Even though English is considered a global language, not many have the opportunity to learn something other than their native tongue. In the world of healthcare, this can be particularly challenging. Healthcare professionals encounter patients they cannot understand, and treatment can be difficult to provide. As the world becomes more culturally diverse and we interact with people who are completely different from us, language learning is now more important than ever, especially when others’ well-being and comfort are at stake.
While it can seem like the solution to language barriers is to have interpreters on- and off-site to assist healthcare professionals, this is not a sustainable and equitable solution.
Here are the reasons why multilingualism and language training are so important in the healthcare industry.
To deal with language barriers, healthcare professionals employ interpreters that work onsite or on the telephone.
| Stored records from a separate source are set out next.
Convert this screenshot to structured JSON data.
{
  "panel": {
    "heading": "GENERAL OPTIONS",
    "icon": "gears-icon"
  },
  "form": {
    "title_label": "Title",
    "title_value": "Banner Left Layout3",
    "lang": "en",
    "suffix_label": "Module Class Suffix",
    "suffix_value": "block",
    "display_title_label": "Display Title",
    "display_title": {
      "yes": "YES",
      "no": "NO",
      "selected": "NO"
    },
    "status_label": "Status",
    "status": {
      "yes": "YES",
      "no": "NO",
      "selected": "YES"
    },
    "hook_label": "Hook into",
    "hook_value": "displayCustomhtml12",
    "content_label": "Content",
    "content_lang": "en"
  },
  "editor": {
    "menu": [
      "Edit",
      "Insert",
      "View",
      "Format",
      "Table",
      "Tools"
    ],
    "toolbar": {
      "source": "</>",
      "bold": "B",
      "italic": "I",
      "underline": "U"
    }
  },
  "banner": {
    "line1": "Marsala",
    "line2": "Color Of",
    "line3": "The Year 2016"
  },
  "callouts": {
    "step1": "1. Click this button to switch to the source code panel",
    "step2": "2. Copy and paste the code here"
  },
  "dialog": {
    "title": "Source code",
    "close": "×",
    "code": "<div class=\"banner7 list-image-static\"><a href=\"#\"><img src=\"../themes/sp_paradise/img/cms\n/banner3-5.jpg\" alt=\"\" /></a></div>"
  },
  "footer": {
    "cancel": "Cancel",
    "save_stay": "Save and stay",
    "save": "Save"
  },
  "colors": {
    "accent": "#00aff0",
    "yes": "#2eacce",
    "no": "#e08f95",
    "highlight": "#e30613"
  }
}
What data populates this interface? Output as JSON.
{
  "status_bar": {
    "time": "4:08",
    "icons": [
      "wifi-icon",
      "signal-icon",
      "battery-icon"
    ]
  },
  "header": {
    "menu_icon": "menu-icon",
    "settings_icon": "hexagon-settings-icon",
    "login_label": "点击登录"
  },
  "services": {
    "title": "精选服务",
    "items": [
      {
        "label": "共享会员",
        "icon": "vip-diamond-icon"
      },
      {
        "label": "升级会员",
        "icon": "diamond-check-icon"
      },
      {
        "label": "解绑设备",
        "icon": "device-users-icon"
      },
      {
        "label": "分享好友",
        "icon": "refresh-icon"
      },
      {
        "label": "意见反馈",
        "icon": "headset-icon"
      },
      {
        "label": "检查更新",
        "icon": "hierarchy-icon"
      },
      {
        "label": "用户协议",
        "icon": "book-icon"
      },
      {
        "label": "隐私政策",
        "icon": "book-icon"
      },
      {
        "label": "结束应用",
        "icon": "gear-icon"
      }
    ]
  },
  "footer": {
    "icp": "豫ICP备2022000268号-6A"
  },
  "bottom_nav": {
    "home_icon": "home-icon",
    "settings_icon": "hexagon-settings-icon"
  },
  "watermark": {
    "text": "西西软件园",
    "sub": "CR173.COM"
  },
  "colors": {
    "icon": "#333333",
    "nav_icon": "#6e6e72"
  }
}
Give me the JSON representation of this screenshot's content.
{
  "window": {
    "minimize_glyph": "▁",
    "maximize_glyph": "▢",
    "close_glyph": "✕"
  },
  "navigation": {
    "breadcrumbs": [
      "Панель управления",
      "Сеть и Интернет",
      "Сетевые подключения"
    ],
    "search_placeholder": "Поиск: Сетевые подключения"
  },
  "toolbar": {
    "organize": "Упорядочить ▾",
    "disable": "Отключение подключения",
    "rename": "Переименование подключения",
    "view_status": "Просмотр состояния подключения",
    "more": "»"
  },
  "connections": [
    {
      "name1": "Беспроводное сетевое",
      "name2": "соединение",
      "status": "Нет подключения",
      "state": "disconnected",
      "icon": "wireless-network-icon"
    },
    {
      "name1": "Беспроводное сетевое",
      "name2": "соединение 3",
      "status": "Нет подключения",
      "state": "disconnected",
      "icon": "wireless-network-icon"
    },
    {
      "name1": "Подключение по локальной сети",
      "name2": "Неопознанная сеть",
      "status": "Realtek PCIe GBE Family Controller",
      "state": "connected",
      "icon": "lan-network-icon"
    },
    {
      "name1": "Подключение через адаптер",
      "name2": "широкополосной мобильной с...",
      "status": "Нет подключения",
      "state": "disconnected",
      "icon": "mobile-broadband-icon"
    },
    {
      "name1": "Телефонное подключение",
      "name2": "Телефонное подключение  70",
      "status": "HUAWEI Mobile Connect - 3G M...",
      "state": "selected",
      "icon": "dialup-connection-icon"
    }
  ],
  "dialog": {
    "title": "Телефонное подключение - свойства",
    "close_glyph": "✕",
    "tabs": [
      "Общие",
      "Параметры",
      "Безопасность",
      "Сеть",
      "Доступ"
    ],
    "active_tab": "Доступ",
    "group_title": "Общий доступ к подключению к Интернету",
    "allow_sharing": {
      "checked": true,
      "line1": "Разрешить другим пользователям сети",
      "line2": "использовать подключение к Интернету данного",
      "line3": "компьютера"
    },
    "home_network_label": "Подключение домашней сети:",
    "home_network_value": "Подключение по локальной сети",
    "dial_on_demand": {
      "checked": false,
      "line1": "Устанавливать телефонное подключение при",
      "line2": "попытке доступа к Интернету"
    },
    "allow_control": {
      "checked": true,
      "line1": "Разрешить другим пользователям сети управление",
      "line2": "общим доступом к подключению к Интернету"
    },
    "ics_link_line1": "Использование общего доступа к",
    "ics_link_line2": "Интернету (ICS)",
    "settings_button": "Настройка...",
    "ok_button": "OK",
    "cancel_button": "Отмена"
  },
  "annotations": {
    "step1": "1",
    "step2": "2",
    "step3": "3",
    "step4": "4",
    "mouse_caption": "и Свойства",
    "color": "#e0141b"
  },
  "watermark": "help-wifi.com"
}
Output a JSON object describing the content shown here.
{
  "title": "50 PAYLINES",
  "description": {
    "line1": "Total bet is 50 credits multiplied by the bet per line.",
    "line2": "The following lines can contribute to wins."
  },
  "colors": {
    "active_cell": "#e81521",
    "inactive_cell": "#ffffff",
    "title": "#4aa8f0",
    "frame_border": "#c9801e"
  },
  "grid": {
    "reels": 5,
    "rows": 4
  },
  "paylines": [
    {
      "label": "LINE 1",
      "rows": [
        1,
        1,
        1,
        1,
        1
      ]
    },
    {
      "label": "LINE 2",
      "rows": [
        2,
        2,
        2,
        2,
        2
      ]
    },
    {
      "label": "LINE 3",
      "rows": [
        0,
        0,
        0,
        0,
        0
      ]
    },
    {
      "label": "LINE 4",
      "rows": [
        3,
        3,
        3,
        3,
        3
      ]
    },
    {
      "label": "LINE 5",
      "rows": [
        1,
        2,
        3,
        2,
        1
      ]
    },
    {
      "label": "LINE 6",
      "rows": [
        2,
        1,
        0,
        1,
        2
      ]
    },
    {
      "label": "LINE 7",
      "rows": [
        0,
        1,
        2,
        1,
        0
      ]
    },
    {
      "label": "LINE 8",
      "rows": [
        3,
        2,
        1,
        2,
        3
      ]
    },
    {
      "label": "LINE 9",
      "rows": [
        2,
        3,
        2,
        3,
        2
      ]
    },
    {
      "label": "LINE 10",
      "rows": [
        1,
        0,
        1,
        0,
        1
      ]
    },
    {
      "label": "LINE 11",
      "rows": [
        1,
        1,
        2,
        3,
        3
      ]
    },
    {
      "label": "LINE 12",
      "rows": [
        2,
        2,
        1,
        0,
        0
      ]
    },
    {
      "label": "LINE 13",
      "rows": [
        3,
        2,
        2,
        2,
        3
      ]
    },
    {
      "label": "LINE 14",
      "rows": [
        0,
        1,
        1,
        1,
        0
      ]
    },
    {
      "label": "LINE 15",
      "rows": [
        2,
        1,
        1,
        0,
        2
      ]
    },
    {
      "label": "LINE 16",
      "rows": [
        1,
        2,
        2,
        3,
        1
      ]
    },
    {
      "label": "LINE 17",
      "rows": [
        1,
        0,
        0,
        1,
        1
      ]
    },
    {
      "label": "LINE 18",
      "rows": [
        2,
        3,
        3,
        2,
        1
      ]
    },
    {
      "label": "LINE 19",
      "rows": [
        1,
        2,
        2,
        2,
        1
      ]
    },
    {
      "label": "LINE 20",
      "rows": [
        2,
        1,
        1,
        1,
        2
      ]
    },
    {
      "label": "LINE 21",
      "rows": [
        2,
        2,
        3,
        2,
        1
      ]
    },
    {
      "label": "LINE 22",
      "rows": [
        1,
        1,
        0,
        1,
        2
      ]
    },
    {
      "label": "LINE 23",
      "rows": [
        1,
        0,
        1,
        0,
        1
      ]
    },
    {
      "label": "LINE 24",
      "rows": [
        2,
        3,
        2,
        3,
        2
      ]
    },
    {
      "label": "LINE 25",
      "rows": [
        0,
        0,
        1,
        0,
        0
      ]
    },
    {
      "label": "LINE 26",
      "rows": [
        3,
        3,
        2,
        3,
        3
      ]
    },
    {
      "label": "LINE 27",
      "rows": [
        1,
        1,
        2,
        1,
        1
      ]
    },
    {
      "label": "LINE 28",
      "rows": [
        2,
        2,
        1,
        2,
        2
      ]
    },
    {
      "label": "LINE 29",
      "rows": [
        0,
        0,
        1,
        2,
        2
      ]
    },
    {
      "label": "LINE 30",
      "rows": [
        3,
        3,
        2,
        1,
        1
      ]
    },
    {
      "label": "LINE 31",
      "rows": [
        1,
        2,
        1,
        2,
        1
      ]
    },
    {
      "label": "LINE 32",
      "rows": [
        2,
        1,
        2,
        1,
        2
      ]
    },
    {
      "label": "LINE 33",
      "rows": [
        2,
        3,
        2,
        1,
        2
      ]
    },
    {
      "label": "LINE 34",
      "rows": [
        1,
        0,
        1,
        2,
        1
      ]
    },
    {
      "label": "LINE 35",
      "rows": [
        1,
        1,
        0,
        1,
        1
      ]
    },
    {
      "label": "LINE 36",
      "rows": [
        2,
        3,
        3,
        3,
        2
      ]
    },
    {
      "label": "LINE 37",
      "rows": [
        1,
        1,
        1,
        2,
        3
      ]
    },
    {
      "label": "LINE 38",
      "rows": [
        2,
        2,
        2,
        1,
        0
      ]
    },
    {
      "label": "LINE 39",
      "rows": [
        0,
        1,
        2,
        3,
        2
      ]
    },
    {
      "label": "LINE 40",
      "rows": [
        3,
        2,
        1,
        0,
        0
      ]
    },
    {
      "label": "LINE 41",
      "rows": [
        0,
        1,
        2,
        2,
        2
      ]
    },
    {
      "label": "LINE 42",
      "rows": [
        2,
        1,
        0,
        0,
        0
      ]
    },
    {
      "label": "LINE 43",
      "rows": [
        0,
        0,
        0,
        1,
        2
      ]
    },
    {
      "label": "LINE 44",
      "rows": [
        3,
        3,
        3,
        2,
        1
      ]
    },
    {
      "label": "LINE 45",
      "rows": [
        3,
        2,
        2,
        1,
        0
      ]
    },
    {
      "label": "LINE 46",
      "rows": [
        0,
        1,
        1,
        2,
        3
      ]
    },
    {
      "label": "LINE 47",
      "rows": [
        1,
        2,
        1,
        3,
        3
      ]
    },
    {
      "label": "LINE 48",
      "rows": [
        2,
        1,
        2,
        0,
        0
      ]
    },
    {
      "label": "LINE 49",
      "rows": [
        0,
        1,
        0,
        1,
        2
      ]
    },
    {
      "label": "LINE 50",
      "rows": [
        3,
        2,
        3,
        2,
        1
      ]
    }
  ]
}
This has been the norm for years. Although it can seem efficient in addressing language barriers in the short-term, it takes up a lot of resources to seek the help of language interpreters. It comes at a price, and it can get expensive when you look at the long-term costs. This is in addition to the time and effort, as well as administrative work, it takes.
For a long-term solution, a more efficient way to keep up with increasing demands and globalization is to have staff that can speak the language of the patients. By having staff that can speak multiple languages, you reduce your needs for such interpreters and can save up your resources. Having multilingual staff also comes in handy in emergency situations wherein you don’t have the time to wait for the help of an on-site interpreter.
Of course, not every hospital can afford to hire multilingual staff, and there will be plenty of great employees that are monolingual. One way to go about this is to make sure that your staff has language training as an option. In a modern hospital, all staff should be given the option and encouraged to take language courses during the course of their careers. This is particularly needed when hospitals are servicing immigrant communities or communities of colors whose primary language is not English.
Language learning is an ongoing process. It’s not like calling an interpreter, who then delivers the results in a few minutes. Language learning requires studies and some level of dedication and commitment. As you learn the language you find yourself drawn to the culture, or cultures, that speak it.
When patients see the effort that your staff goes through to speak not English, but their language, communication will take on a whole new level. Even if doctors and nurses do not speak the language well and all they can do at the beginning is ask simple questions, such as “How are you today?” connecting with patients will be very different.
Remember, Nelson Mandela once said, “If you speak to a man in a language he understands, that goes to his head. If you speak to him in his language, that goes to his heart.” If you want to get to someone’s heart, you have to speak their language. If you are a physician, it is highly recommended that you connect with your patient’s story. One way of doing this is to understand where they come from, and that includes their language.
Therefore, find out where are most patients in your hospital from? What languages do they speak? What language do they prefer to speak? You probably already have all this information. If you do not, a simple survey will take care of it. Service your community the way they need to be served, not the way you think they should be.
Language learning is proven to make people more accepting and open to other cultures. In other words, investing in language learning for your hospital staff will not only give them a new skill that will benefit your hospital and your patients. It will also help you build a more tolerant culture within your workforce. It will show that you’re truly committed to diversity and inclusion.
Make language learning part of your D&I programming. You will see that this is an investment that will improve patient-staff relationships, increase employee morale, and create an organic way of celebrating diversity.
The benefits of having a multilingual staff are undeniable, especially in the healthcare industry. It helps your staff provide a greater sense of comfort and healing for your patients, and contributes to stronger relationships entirely.With foreign language learning by your side, you allow your doctors to focus on what matters most: communication, healing, and relationships. By including language learning as part of your hospital, you’ll be able to run a hospital that celebrates diversity, understands cultural differences, and above all, celebrates the value of life.
If you wish to pursue this life-changing opportunity, Diáfano can help. We are a language provider dedicated to helping companies and organizations grow, as we help empower your people through fun and innovative foreign language courses and programs.
Share this article with your network :
Irma is a trained linguist, native Spanish speaker, and teacher. She is the founder and CEO of Diáfano.
For those with no prior experience with Spanish. 9-week course.
For those who can hold a minimal conversation in Spanish, ask for directions, etc.
For those who are conversational and can express emotions in Spanish
For those who are conversational and can express emotions in Spanish. The course is designed to get you to full fluency.